Almost 100% of the Republicans in the US Senate voted for fast-track – the only two non-votes on TPA were a Republican from Louisiana and a Republican from Alaska.
Senator Rob Portman of Ohio, who is the former US trade representative, has been one of the loudest proponents of the TPP. He received $119,700 from 14 different corporations between January and March, most of which comes from donations from Goldman Sachs ($70,600), Pfizer ($15,700), and Procter & Gamble ($12,900). Portman is expected to run against former Ohio governor Ted Strickland in 2016 in one of the most politically competitive states in the country.
Seven Republicans who voted “yea” to fast-track and are also running for re-election next year cleaned up between January and March. Senator Johnny Isakson of Georgia received $102,500 in corporate contributions. Senator Roy Blunt of Missouri, best known for proposing a Monsanto-written bill in 2013 that became known as the Monsanto Protection Act, received $77,900 – $13,500 of which came from Monsanto.
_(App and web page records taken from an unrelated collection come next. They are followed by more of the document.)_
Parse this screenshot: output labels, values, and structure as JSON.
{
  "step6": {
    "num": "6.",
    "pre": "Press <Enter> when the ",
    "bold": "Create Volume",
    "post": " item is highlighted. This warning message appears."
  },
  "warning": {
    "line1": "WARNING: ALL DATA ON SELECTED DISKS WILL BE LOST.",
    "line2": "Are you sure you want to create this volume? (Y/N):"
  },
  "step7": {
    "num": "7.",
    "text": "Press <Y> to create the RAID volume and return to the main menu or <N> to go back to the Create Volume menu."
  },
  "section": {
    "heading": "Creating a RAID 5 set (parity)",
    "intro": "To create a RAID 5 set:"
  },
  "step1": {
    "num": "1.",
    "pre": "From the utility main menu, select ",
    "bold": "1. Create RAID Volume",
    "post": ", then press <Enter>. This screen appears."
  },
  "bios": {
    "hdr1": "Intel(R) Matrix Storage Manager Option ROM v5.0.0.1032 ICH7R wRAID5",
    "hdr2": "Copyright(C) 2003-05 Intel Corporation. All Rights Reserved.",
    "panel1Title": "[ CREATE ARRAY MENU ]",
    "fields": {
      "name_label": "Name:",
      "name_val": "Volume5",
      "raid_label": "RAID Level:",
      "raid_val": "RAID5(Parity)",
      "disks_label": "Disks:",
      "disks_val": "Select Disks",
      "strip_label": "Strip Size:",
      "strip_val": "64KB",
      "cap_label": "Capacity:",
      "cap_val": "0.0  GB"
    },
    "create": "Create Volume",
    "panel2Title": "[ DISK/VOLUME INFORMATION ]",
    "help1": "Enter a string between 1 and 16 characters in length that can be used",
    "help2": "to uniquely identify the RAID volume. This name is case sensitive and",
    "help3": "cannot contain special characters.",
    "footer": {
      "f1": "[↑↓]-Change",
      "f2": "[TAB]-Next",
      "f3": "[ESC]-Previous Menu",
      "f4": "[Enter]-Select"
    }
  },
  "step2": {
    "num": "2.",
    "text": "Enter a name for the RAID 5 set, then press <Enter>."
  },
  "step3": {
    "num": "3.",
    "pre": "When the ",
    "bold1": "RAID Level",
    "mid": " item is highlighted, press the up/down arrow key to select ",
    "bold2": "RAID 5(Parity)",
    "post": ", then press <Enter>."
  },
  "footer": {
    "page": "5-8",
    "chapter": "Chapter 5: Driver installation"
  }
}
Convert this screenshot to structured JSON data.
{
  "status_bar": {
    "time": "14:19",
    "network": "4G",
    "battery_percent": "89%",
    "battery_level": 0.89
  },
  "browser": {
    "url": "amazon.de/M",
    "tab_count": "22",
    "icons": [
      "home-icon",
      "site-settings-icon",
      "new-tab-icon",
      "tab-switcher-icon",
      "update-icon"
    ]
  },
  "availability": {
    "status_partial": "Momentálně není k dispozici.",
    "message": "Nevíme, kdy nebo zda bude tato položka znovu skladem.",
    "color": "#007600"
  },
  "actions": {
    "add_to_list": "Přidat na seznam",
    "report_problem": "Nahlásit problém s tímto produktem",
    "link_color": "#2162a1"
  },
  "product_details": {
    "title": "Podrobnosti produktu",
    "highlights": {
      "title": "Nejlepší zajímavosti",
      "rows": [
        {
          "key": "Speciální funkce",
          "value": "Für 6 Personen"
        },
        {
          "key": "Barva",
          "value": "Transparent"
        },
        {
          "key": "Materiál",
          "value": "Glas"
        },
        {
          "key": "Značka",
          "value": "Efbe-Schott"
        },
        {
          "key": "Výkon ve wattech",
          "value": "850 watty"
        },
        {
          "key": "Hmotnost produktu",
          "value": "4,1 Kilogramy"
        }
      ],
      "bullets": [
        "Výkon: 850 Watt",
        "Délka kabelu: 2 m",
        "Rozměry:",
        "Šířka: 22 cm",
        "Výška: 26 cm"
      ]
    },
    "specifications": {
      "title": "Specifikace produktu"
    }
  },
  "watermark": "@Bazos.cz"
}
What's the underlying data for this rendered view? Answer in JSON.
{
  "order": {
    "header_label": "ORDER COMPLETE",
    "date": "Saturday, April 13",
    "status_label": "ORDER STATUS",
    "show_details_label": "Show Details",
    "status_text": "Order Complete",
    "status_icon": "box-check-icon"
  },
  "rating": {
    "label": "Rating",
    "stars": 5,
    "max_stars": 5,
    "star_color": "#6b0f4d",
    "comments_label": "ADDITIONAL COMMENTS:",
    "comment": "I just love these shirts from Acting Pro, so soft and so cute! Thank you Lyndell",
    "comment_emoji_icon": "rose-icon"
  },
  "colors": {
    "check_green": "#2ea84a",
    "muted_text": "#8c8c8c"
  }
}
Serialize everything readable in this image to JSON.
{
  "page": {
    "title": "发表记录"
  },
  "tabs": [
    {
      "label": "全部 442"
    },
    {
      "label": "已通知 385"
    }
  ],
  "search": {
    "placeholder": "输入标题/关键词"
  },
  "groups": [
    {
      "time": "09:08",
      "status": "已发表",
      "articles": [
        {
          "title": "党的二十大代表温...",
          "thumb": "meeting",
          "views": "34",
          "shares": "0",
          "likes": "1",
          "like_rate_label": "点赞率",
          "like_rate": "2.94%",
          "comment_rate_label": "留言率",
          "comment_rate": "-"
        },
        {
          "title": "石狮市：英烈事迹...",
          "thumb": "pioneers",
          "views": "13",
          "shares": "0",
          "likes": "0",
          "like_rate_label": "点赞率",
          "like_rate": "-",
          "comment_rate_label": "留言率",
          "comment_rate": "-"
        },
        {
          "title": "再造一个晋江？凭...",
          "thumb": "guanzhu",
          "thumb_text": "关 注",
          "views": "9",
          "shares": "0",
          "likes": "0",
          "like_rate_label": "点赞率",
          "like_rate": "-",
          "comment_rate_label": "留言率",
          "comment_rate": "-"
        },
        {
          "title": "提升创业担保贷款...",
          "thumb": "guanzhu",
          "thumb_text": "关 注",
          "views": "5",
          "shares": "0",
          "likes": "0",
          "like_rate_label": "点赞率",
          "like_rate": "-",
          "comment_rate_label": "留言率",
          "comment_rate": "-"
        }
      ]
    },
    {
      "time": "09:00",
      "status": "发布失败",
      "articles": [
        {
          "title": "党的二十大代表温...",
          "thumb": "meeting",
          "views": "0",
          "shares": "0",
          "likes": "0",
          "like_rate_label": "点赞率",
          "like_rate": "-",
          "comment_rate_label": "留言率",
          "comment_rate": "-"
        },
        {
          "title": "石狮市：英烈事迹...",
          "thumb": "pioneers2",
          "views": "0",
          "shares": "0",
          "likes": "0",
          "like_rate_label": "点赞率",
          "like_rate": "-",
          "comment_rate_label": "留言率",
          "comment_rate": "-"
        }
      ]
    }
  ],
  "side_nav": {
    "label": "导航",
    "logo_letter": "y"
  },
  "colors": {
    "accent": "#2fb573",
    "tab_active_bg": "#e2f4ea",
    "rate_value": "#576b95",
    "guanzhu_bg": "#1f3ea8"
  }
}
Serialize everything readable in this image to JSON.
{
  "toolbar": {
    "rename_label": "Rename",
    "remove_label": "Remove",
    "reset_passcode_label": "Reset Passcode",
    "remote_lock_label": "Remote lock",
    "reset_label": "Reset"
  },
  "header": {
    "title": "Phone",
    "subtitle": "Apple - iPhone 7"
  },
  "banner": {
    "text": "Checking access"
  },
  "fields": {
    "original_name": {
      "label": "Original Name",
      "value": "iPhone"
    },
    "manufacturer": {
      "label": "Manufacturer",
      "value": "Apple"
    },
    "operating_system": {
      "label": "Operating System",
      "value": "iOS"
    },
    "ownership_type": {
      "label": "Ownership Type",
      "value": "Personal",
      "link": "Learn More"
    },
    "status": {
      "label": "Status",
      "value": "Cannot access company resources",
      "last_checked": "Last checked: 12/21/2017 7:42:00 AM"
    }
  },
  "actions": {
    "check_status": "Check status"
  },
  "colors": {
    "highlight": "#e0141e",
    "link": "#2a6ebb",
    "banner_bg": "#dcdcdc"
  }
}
Arizona senator and former presidential candidate John McCain received $51,700 in the first quarter of 2015. Senator Richard Burr of North Carolina received $60,000 in corporate donations. Eighty-one-year-old senator Chuck Grassley of Iowa, who is running for his seventh Senate term, received $35,000. Senator Tim Scott of South Carolina, who will be running for his first full six-year term in 2016, received $67,500 from pro-TPP corporations.
“It’s a rare thing for members of Congress to go against the money these days,” said Mansur Gidfar, spokesman for the anti-corruption group Represent.Us. “They know exactly which special interests they need to keep happy if they want to fund their reelection campaigns or secure a future job as a lobbyist.
“How can we expect politicians who routinely receive campaign money, lucrative job offers, and lavish gifts from special interests to make impartial decisions that directly affect those same special interests?” Gidfar said. “As long as this kind of transparently corrupt behavior remains legal, we won’t have a government that truly represents the people.” ”
The mariner has advice for anyone living in US-held territory: You’re on your own – finance, health, environment, safety, security, and lifestyle. There are many countries where life is more pleasant and more secure. You may consider moving to another country. In every bulleted item below, the US is dropping in rank.
- The US ranks 36th in education. At the top of the heap were the usual from East Asia: Singapore, Taiwan, South Korea, and three Chinese cities—Shanghai, Hong Kong, and Macao. Education systems in these countries, including college and post graduate studies, are free. The United States trailed nations such as Estonia and the Slovak Republic.
- The US ranks 38th in health care, just ahead of the Slovak Republic. France is number one followed by Italy, San Marino, Andorra, Malta and Singapore.
- The US economy ranks 12th in terms of GDP, population and unemployment.
- The US ranks 33rd in environment behind Belarus.
- The US ranks 26th in life expectancy behind the Slovak Republic and Denmark.
Don’t look for improvement any time soon. If all you want is money, run for Congress.